Kar-Go has successfully raised £321,000 through Crowdcube – 107% of its goal – meaning the company now has the funds to build its first commercially ready vehicles. This amount will also, according to William Sachiti, Academy of Robotics founder and CEO, be matched by “one of the largest tech companies” in the world.

Images courtesy of Academy of Robotics

The Academy of Robotics has already built and tested a prototype version of Kar-Go, and is working with UK car manufacturer Pilgrim to produce the fully street-legal version.

The duo has already gained legal approval from the UK government’s Centre for Autonomous Vehicles, meaning the cars will be able to immediately operate on UK roads once built.

The aim of Kar-Go is to partner with suppliers of everyday consumer goods to significantly reduce the cost of deliveries, and the company’s goal in this area is ambitious: Sachiti believes Kar-Go could reduce delivery costs by as much as 98%.

Whether companies go for the offering remains to be seen, but the company says it is in early stage discussions with several of the largest fast-moving consumer goods companies in Europe, which would likely include the corporations behind some of the most recognisable brands found in UK supermarkets.

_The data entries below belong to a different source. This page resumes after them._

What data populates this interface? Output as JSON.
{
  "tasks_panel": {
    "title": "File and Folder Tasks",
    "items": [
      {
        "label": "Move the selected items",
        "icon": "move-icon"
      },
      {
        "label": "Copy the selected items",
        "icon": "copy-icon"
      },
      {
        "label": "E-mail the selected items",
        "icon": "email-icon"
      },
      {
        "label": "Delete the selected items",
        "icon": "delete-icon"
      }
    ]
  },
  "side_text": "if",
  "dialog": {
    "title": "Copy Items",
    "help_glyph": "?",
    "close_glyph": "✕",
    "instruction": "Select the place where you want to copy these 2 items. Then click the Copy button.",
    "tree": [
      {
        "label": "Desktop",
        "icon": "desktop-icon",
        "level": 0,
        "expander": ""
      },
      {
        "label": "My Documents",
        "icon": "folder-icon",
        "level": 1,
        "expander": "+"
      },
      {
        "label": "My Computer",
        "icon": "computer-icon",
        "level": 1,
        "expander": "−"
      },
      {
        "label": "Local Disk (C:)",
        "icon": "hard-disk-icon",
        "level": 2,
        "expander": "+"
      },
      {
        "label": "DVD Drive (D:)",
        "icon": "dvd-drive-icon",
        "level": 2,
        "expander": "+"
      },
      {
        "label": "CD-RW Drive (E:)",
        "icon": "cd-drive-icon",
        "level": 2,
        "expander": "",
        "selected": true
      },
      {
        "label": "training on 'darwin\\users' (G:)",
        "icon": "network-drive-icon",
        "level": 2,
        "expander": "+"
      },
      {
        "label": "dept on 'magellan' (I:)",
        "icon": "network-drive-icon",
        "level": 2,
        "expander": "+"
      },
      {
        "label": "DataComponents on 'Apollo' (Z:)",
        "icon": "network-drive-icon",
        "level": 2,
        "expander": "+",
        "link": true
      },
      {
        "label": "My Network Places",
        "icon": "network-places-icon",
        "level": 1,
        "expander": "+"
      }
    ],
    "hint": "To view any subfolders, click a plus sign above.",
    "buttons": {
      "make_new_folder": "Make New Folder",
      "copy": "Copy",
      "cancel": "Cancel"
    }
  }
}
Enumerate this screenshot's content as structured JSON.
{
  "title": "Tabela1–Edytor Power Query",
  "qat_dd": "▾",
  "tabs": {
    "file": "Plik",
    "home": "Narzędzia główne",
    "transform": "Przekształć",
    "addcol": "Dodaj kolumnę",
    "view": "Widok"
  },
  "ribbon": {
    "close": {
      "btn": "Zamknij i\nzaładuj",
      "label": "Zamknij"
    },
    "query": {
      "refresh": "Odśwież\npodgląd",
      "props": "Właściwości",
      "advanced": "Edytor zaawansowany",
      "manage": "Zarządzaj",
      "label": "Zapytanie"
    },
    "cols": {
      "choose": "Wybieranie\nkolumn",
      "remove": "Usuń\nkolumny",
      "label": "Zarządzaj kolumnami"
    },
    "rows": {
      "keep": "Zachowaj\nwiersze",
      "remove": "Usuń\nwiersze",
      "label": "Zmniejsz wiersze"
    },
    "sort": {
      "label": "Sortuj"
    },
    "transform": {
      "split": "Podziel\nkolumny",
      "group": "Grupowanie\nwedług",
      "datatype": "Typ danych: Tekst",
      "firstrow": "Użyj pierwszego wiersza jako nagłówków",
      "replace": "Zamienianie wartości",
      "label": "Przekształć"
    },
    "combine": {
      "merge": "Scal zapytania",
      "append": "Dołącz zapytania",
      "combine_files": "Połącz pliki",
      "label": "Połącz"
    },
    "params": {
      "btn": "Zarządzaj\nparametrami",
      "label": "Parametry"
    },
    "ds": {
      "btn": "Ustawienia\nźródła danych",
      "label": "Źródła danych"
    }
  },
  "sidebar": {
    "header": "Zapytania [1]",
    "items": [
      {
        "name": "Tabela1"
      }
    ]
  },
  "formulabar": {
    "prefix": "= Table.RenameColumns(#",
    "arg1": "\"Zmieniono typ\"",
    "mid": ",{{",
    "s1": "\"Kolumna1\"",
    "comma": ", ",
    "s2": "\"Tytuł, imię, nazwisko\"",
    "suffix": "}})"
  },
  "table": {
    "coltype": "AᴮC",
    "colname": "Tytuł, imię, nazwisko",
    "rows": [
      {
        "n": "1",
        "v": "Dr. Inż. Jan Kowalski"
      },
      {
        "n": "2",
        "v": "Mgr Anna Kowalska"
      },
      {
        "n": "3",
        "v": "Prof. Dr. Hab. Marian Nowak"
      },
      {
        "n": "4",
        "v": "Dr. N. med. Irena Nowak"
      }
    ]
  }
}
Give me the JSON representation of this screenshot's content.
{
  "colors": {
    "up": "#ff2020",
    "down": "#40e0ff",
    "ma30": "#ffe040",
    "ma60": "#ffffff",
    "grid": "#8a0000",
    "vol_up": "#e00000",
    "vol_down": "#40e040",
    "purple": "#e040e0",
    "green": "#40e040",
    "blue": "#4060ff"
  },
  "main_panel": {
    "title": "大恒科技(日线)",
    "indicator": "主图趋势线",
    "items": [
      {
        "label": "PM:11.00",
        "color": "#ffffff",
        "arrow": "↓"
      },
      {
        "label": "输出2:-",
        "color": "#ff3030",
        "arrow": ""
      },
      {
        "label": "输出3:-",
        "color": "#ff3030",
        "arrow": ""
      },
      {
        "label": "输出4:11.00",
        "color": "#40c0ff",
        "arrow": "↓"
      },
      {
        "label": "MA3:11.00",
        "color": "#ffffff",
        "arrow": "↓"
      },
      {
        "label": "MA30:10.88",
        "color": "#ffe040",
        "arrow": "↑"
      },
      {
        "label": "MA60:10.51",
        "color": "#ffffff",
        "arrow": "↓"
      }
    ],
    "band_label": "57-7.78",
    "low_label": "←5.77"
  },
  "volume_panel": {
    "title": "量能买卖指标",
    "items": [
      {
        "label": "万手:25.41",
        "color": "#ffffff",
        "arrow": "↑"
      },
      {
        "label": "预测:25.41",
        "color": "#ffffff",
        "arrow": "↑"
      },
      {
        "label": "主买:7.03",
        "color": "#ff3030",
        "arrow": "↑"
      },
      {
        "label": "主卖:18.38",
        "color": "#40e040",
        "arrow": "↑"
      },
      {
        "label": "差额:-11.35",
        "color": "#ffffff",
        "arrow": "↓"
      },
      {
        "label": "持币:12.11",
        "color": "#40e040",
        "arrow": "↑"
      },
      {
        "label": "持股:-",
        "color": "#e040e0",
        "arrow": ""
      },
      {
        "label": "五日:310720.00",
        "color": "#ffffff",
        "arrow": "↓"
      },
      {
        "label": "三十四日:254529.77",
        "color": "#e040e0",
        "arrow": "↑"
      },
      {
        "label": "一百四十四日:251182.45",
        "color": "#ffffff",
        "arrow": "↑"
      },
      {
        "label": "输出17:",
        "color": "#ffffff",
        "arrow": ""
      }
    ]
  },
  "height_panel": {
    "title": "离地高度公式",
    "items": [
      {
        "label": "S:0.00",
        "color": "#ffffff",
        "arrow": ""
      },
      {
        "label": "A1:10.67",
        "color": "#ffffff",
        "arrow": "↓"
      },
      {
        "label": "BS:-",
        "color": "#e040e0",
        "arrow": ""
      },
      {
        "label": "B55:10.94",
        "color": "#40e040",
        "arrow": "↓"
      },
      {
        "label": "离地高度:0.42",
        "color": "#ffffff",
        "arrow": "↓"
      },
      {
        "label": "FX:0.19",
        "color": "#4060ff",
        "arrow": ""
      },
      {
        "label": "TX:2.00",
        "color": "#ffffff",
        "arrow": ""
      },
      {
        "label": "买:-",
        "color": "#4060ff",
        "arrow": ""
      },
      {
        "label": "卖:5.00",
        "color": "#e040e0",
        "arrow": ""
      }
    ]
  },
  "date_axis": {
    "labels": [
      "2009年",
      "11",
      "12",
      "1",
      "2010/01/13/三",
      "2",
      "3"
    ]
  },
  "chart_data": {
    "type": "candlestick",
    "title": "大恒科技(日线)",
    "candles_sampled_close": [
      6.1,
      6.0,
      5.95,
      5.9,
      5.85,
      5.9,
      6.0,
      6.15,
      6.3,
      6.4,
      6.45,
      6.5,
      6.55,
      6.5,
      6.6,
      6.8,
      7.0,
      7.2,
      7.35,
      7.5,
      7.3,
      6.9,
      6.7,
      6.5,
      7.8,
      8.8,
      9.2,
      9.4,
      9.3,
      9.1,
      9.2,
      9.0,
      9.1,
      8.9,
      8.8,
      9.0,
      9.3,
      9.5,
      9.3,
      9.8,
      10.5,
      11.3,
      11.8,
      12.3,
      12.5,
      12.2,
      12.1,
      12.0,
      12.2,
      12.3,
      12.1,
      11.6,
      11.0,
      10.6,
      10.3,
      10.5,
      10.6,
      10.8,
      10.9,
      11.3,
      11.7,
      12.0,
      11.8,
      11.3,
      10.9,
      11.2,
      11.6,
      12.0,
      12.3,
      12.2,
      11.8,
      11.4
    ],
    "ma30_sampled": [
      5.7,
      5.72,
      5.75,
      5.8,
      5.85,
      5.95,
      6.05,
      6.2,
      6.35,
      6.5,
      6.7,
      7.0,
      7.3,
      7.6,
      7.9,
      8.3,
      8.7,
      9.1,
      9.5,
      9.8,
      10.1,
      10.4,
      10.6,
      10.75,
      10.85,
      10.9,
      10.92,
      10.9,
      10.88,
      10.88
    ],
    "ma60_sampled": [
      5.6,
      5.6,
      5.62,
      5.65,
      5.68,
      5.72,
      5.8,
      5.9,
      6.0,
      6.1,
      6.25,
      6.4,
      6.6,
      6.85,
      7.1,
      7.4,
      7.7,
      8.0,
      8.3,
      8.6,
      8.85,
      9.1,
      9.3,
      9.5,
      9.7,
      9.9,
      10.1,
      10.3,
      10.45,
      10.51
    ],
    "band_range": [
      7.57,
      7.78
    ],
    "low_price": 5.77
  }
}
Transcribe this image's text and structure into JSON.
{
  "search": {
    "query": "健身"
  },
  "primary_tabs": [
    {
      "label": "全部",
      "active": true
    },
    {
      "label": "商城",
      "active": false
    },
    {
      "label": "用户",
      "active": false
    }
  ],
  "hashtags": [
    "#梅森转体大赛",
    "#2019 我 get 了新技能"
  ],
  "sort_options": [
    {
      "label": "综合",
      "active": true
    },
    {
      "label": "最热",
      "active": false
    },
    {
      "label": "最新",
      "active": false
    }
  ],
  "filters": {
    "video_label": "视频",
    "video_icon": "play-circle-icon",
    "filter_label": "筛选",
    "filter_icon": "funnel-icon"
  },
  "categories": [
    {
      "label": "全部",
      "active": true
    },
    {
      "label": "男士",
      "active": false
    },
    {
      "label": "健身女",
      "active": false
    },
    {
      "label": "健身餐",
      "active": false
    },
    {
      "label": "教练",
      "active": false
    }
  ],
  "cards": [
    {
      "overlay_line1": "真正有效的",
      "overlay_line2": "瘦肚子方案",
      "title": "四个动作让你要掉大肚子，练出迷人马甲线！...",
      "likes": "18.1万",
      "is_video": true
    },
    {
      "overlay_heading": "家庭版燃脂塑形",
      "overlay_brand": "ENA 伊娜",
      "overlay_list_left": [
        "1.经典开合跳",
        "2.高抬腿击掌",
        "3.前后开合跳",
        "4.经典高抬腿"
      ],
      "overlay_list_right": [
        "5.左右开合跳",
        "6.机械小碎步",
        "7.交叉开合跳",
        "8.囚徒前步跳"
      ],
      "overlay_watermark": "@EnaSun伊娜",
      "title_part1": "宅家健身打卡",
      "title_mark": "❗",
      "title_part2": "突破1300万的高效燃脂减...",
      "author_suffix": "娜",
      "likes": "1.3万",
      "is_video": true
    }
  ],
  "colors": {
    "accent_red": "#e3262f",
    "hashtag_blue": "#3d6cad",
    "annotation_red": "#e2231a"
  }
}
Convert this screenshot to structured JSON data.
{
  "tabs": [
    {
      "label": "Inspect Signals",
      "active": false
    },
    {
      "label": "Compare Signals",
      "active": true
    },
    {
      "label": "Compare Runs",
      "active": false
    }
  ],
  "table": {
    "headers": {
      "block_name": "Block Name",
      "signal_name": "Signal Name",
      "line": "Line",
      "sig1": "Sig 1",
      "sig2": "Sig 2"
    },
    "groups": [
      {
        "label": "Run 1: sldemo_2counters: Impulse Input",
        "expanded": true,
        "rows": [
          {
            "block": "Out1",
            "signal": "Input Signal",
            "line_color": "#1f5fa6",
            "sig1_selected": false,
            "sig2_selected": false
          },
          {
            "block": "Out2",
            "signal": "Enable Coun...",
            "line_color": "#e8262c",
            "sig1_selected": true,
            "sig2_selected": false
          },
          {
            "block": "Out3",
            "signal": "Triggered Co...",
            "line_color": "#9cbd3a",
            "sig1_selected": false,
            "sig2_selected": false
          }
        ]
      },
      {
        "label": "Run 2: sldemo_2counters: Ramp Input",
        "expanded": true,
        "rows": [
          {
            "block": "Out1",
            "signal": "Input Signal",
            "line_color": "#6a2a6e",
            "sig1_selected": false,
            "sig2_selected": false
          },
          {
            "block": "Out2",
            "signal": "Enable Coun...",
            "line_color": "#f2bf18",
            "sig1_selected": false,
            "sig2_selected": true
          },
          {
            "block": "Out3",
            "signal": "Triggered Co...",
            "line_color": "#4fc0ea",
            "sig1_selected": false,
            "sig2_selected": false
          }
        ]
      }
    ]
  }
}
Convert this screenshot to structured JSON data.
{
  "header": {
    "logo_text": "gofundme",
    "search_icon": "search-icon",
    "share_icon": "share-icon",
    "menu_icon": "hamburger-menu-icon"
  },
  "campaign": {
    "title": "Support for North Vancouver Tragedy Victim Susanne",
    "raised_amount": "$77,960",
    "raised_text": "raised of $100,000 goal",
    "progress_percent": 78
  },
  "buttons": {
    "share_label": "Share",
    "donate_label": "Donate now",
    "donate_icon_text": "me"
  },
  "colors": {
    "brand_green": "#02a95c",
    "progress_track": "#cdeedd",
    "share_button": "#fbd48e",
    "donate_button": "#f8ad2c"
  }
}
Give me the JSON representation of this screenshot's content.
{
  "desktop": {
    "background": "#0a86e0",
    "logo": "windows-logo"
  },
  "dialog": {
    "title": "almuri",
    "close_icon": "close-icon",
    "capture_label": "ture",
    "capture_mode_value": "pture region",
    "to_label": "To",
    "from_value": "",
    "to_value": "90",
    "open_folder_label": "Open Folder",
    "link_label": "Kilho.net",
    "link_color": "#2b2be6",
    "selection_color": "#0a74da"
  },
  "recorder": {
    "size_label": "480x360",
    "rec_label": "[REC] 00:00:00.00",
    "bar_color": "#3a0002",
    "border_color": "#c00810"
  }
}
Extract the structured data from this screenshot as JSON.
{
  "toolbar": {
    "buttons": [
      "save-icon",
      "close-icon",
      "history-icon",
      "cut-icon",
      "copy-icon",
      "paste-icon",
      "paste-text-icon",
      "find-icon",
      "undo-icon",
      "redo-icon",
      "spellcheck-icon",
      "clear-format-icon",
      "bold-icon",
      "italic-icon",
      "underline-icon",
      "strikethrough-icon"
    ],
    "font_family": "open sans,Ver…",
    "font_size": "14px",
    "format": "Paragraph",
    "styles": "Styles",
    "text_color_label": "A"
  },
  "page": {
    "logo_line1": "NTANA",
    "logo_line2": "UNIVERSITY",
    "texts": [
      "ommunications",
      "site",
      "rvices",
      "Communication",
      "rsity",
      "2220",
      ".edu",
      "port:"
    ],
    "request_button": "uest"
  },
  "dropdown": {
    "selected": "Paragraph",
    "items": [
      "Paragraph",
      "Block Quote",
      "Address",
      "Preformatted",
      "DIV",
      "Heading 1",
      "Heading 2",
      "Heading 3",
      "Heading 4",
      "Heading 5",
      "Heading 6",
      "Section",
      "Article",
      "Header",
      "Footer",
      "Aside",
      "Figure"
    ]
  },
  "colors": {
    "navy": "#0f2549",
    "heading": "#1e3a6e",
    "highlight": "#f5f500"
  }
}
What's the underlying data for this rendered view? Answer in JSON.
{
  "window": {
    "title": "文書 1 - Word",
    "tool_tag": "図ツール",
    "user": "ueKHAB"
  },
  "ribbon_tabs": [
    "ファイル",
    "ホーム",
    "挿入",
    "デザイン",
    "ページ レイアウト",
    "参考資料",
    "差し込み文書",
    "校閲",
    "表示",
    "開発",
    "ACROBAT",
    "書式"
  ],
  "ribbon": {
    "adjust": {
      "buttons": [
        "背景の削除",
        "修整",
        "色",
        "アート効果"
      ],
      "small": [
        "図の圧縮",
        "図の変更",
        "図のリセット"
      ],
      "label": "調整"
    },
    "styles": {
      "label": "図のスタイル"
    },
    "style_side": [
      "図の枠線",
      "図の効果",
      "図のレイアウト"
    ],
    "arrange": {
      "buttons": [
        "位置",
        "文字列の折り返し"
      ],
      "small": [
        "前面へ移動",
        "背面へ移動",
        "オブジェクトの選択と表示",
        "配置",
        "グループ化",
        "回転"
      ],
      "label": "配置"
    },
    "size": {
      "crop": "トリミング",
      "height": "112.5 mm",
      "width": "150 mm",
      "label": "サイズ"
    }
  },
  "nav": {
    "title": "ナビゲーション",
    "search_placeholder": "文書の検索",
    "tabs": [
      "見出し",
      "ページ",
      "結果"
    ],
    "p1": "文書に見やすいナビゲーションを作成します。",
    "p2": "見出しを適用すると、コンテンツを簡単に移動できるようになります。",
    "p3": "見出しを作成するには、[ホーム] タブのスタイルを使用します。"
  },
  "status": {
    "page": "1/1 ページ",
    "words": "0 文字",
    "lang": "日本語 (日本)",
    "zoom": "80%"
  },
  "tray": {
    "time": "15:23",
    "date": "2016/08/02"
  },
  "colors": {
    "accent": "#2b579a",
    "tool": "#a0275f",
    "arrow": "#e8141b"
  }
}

Introducing Kar-go Autonomous Delivery from Academy of Robotics on Vimeo.

While some will be sceptical, Sachiti is keen to drive the company to success, and already has an impressive track record in future-focused business development. He previously founded Clever Bins – the solar powered digital advertising bins found in many of the nation’s cities – and digital concierge service MyCityVenue – now part of SecretEscapes.

“As a CEO, it is one of my primary duties to make sure Kar-go remains a fantastic investment, this can only be achieved by our team producing spectacular results. We can’t wait to show the world what we produce,” he said.

“We have a stellar team who are excited to have begun working on what we believe will probably be the best autonomous delivery vehicle in the world. For instance, our multi-award winning lead vehicle designer is part of the World Championship winning Brabham Formula One design team, and also spent years as a Design Engineer at McLaren.”